Tuesday, January 19, 2010
We have often reminded readers in different GEAB issues that gold constitutes both a medium/long term investment intended to protect one’s capital against the risk of a loss in value of paper currencies and financial assets, and an eventual means of payment in the event of a very serious monetary crisis. In these two cases the choice of placing a portion of one’s assets in gold is a response to anticipating events and risks in the coming years (and not the coming weeks or months). For this GEAB N°41, a special edition at the beginning of a new decade, it seems opportune to LEAP/E2020 to put forward its anticipations on gold’s progress for 2010 – 2020, completing what the team wrote in issue N°34 of the GEAB in April 2009. (more)
This week ETFS physical platinum shares PPLT was holding 89,948 ounces of platinum, while the ETFS physical palladium shares PALL had 99,977 ounces of palladium,
according to ETF Securities’ website.
The new exchange products are expected to give US investors easier access to the industrial metals, which have already rallied on hopes of more fund-based stockpiling. (more)
In his weekly column in Forbes, along with his collaborator, Arpitha Bykere, a research analyst, Roubini, now a professor of economics at New York University, said that the decisions by governments in 2008 and 2009 to do "whatever it takes" to be a backstop their financial systems and keep their economies afloat temporarily eased investor concerns.
“But if countries remain biased toward continuing with loose fiscal and monetary policies to support growth, rather than focusing on fiscal consolidation, investors will become increasingly concerned about fiscal sustainability and gradually move out of debt markets they have long considered safe havens,” writes Roubini. (more)
But Harvard economist Ken Rogoff isn’t so sure.
Sustained low interest rates may well spark a bubble in the junk bond market, the former IMF chief economist told Bloomberg.
“I care when there’s massive borrowing, especially short-term borrowing, that’s fueling asset-price rising. That I think is a big cause for concern.”
Junk bonds returned 57.5 percent last year, and many junk bond fund managers see more gains ahead. (more)
Can Canada restitch the fraying financial safety net citizens count on when we stop working?

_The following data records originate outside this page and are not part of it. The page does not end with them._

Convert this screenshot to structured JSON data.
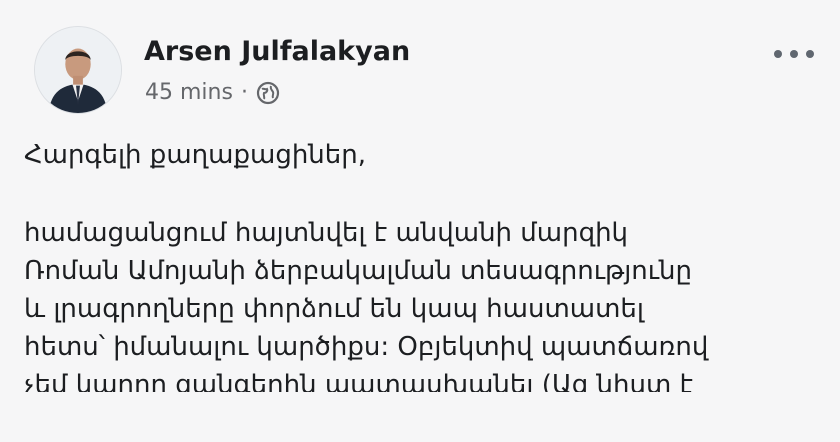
{
  "post": {
    "author": "Arsen Julfalakyan",
    "time": "45 mins",
    "separator": "·",
    "privacy_icon": "globe-icon",
    "more_icon": "more-options-icon",
    "greeting": "Հարգելի քաղաքացիներ,",
    "body_lines": [
      "համացանցում հայտնվել է անվանի մարզիկ",
      "Ռոման Ամոյանի ձերբակալման տեսագրությունը",
      "և լրագրողները փորձում են կապ հաստատել",
      "հետս՝ իմանալու կարծիքս: Օբյեկտիվ պատճառով",
      "չեմ կարող զանգերին պատասխանել (Ազ նիստ է"
    ]
  },
  "colors": {
    "text": "#1c1e21",
    "secondary": "#65676b"
  }
}
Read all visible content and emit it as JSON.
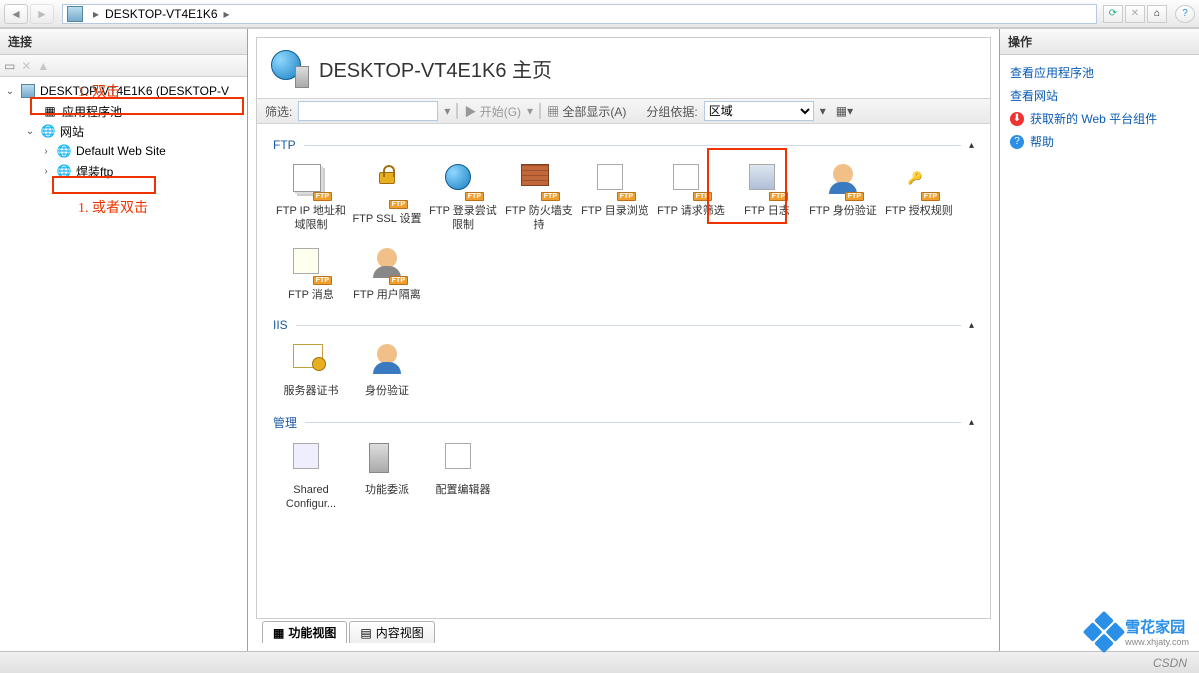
{
  "breadcrumb": {
    "host": "DESKTOP-VT4E1K6"
  },
  "left": {
    "header": "连接",
    "root_label": "DESKTOP-VT4E1K6 (DESKTOP-V",
    "app_pool": "应用程序池",
    "sites": "网站",
    "default_site": "Default Web Site",
    "ftp_site": "焊装ftp"
  },
  "annot": {
    "a1": "1. 双击",
    "a2": "1. 或者双击"
  },
  "page": {
    "title": "DESKTOP-VT4E1K6 主页",
    "filter_label": "筛选:",
    "go_label": "开始(G)",
    "showall_label": "全部显示(A)",
    "groupby_label": "分组依据:",
    "groupby_value": "区域"
  },
  "groups": {
    "ftp": "FTP",
    "iis": "IIS",
    "mgmt": "管理"
  },
  "feat": {
    "ftp_ip": "FTP IP 地址和域限制",
    "ftp_ssl": "FTP SSL 设置",
    "ftp_login": "FTP 登录尝试限制",
    "ftp_firewall": "FTP 防火墙支持",
    "ftp_browse": "FTP 目录浏览",
    "ftp_filter": "FTP 请求筛选",
    "ftp_log": "FTP 日志",
    "ftp_auth": "FTP 身份验证",
    "ftp_authz": "FTP 授权规则",
    "ftp_msg": "FTP 消息",
    "ftp_iso": "FTP 用户隔离",
    "iis_cert": "服务器证书",
    "iis_auth": "身份验证",
    "mgmt_shared": "Shared Configur...",
    "mgmt_deleg": "功能委派",
    "mgmt_cfg": "配置编辑器"
  },
  "tabs": {
    "features": "功能视图",
    "content": "内容视图"
  },
  "right": {
    "header": "操作",
    "view_pool": "查看应用程序池",
    "view_sites": "查看网站",
    "get_platform": "获取新的 Web 平台组件",
    "help": "帮助"
  },
  "watermark": {
    "title": "雪花家园",
    "url": "www.xhjaty.com"
  },
  "status": "CSDN"
}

On Dec. 17, federal and provincial finance ministers will meet in Whitehorse for talks focussing on retirement and pension reform. Hopes are high for an historic moment -- the dawn of "Pensioncare."
Fears are equally high -- that the history will have more to do with squandered opportunities and fumbled balls.
Triggering this confab is the growing consensus that Canada needs to figure out a way to get pensions for people who don't have them, and to shore up the retirement savings for people who aren't accumulating what they expected. (more)